## WORK TO COMPLETE
From the line that holds "Give me the" to the last line of the data, copy everything exactly; leave out all the rest.
---
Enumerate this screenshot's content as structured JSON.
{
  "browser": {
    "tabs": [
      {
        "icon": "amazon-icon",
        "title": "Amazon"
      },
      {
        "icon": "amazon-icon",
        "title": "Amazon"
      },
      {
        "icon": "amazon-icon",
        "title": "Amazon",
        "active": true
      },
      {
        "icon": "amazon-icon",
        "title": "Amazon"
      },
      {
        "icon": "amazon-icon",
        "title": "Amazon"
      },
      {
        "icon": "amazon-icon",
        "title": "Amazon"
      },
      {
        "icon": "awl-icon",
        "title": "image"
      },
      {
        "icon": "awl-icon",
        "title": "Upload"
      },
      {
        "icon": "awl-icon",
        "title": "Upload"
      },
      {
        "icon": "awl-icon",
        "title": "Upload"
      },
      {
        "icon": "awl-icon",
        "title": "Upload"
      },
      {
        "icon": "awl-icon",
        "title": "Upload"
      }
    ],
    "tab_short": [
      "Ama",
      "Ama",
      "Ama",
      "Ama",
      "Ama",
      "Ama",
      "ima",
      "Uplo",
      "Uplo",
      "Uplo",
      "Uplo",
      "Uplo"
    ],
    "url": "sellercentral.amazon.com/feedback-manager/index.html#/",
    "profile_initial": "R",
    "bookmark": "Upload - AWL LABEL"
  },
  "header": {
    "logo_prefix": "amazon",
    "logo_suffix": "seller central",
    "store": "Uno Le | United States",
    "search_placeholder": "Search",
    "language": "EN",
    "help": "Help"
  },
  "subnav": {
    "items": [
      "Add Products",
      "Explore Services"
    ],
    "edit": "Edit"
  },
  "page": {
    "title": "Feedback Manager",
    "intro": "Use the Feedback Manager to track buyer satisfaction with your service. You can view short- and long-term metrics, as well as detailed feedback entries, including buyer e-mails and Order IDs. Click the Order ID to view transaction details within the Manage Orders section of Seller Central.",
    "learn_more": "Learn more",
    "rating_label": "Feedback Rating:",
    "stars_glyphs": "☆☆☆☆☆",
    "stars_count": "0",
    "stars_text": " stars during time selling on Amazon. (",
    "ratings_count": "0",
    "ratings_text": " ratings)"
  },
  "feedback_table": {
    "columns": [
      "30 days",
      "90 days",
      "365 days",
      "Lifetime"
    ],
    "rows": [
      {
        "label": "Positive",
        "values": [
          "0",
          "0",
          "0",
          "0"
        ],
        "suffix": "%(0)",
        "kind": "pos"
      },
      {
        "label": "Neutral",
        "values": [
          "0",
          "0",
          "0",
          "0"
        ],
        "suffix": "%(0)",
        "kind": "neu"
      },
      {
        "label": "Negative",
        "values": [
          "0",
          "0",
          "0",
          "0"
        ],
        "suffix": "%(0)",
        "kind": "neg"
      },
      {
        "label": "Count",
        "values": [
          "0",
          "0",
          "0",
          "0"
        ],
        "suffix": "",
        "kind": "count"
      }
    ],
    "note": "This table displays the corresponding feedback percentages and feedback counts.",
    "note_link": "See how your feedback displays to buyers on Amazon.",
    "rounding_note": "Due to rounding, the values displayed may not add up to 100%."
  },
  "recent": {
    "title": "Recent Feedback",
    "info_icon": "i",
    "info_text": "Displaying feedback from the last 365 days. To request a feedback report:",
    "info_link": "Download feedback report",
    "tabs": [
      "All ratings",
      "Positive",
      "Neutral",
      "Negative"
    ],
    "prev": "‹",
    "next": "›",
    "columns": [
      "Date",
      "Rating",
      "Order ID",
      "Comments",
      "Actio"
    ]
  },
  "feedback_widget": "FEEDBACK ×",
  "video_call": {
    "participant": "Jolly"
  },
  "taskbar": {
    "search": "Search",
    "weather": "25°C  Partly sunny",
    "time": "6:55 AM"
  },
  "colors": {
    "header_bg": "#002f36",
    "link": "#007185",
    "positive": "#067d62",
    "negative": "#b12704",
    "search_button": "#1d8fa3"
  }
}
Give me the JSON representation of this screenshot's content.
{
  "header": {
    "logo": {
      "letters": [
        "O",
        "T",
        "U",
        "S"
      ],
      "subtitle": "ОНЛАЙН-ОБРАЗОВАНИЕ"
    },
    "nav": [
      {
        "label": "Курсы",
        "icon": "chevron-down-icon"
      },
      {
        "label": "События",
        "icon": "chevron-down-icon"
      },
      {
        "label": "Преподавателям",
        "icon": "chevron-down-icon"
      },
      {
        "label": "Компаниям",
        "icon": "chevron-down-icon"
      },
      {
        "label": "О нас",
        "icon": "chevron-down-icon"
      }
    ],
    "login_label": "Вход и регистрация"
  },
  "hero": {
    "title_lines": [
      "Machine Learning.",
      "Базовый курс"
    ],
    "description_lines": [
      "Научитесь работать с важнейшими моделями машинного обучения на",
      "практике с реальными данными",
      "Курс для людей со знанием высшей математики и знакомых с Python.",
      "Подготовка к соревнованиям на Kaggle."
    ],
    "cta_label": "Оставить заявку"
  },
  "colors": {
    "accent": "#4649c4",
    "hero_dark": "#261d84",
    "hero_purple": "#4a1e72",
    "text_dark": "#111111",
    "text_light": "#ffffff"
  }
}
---
## EXERCISE RESULT
Give me the JSON representation of this screenshot's content.
{
  "header": {
    "logo": {
      "letters": [
        "O",
        "T",
        "U",
        "S"
      ],
      "subtitle": "ОНЛАЙН-ОБРАЗОВАНИЕ"
    },
    "nav": [
      {
        "label": "Курсы",
        "icon": "chevron-down-icon"
      },
      {
        "label": "События",
        "icon": "chevron-down-icon"
      },
      {
        "label": "Преподавателям",
        "icon": "chevron-down-icon"
      },
      {
        "label": "Компаниям",
        "icon": "chevron-down-icon"
      },
      {
        "label": "О нас",
        "icon": "chevron-down-icon"
      }
    ],
    "login_label": "Вход и регистрация"
  },
  "hero": {
    "title_lines": [
      "Machine Learning.",
      "Базовый курс"
    ],
    "description_lines": [
      "Научитесь работать с важнейшими моделями машинного обучения на",
      "практике с реальными данными",
      "Курс для людей со знанием высшей математики и знакомых с Python.",
      "Подготовка к соревнованиям на Kaggle."
    ],
    "cta_label": "Оставить заявку"
  },
  "colors": {
    "accent": "#4649c4",
    "hero_dark": "#261d84",
    "hero_purple": "#4a1e72",
    "text_dark": "#111111",
    "text_light": "#ffffff"
  }
}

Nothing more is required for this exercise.